Research

I am a dynamicist. By this I mean that I try to understand and predict the dynamical evolution of a wide variety of astrophysical systems, such as binary black holes, star clusters, and galaxies. To do this I use the tools of theoretical physics (e.g. Hamiltonian mechanics, nonequilibrium statistical mechanics and kinetic theory), but I also employ numerical simulations and try (when possible) to be guided by real data.

For most of the systems I am interested in, the predominant force is gravity. However, because of the similarity between the Newtonian gravitational force and the Coulomb electrical force, many problems I care about have analogues in plasma physics. Thus I often find it useful to borrow tools from the kinetic theory of plasmas and apply them to gravitational dynamics.

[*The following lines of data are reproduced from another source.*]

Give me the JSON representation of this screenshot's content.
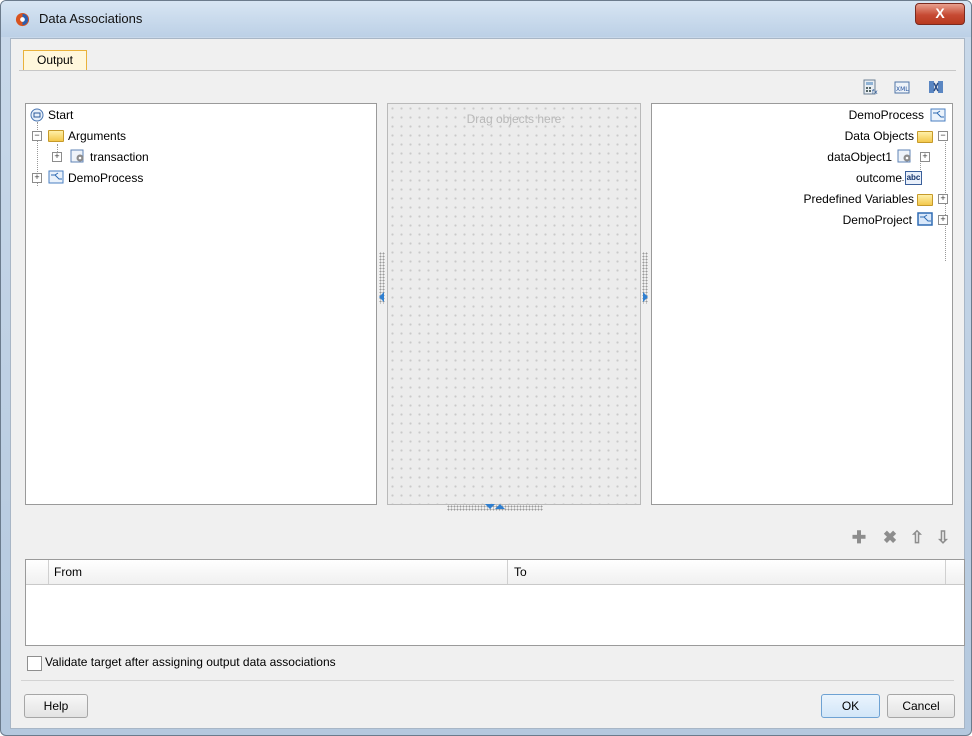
{
  "window": {
    "title": "Data Associations",
    "close_label": "X"
  },
  "tabs": [
    {
      "label": "Output"
    }
  ],
  "toolbar": {
    "icons": [
      "calculator-icon",
      "xml-icon",
      "mapping-icon"
    ]
  },
  "left_tree": [
    {
      "label": "Start",
      "icon": "start-event-icon"
    },
    {
      "label": "Arguments",
      "icon": "folder-icon"
    },
    {
      "label": "transaction",
      "icon": "data-object-icon"
    },
    {
      "label": "DemoProcess",
      "icon": "process-icon"
    }
  ],
  "middle": {
    "placeholder": "Drag objects here"
  },
  "right_tree": [
    {
      "label": "DemoProcess",
      "icon": "process-icon"
    },
    {
      "label": "Data Objects",
      "icon": "folder-icon"
    },
    {
      "label": "dataObject1",
      "icon": "data-object-icon"
    },
    {
      "label": "outcome",
      "icon": "string-icon"
    },
    {
      "label": "Predefined Variables",
      "icon": "folder-icon"
    },
    {
      "label": "DemoProject",
      "icon": "project-icon"
    }
  ],
  "string_badge": "abc",
  "table": {
    "columns": [
      "From",
      "To"
    ],
    "rows": []
  },
  "validate": {
    "label": "Validate target after assigning output data associations",
    "checked": false
  },
  "buttons": {
    "help": "Help",
    "ok": "OK",
    "cancel": "Cancel"
  },
  "colors": {
    "tab_border": "#e9b23c",
    "tab_bg": "#fff7dc",
    "accent_blue": "#2f7fd0"
  }
}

My published research to date has been focused on (i) the dynamics of astrophysical binaries, and (ii) the kinetic theory of stellar systems.

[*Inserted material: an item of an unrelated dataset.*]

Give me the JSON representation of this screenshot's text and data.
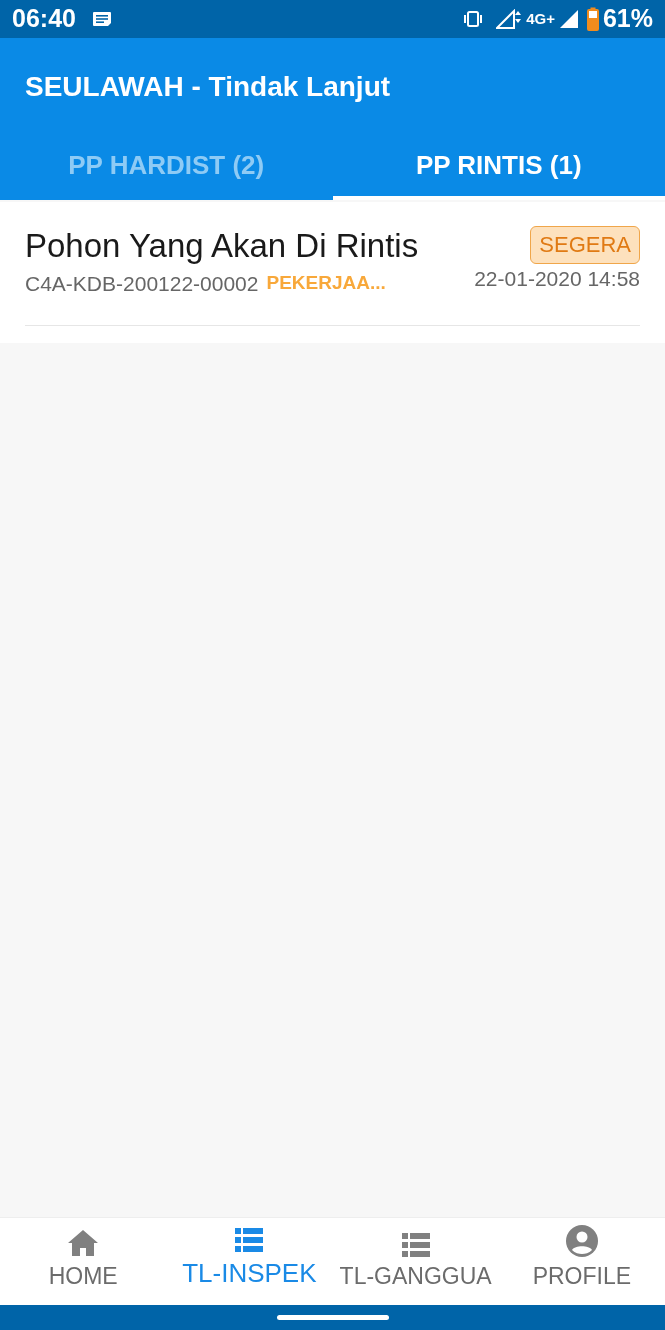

Dynamics of Binaries

In my PhD I developed a general secular theory for the dynamical evolution of any binary orbiting an arbitrary axisymmetric potential. The formalism is applicable to a wide variety of astrophysical systems and also brings several classic problems under a simple unified framework: for instance, (i) the hierarchical three-body problem and (ii) the problem of Oort comets torqued by the Galactic tide both arise as special cases of the general secular theory (Hamilton & Rafikov 2019a). The theory demonstrates that large-amplitude eccentricity oscillations typified by the Lidov-Kozai mechanism — and often invoked to explain e.g. black hole mergers and hot jupiter formation — are in fact quite general whenever a wide binary orbits an axisymmetric host system, such as a globular cluster (Hamilton & Rafikov 2019b). Cluster-tide driven eccentricity excitation constitutes a new merger channel for the black hole and neutron star binary mergers currently being detected by LIGO/Virgo (Hamilton & Rafikov 2019c). Such binaries are crucially affected by general relativistic apsidal precession, and I have built this effect into the formalism (Hamilton & Rafikov 2021).

Kinetic Theory of Stellar Systems

I was first to apply the gravitational version of the Balescu-Lenard kinetic equation to spherical stellar clusters (Hamilton et al. 2018, Fouvry et al. 2021), and I have provided the shortest and simplest derivation of this equation to date using Rostoker’s principle (Hamilton 2020). One key insight of recent years has been the imprtance of large scale density waves (normal modes) in driving the evolution of stellar systems. I wrote down a kinetic theory for stellar systems that accounts both for star-star interactions like Balescu-Lenard theory, but also wave-star interactions like in the quasilinear theory of plasmas (Hamilton & Heinemann 2020).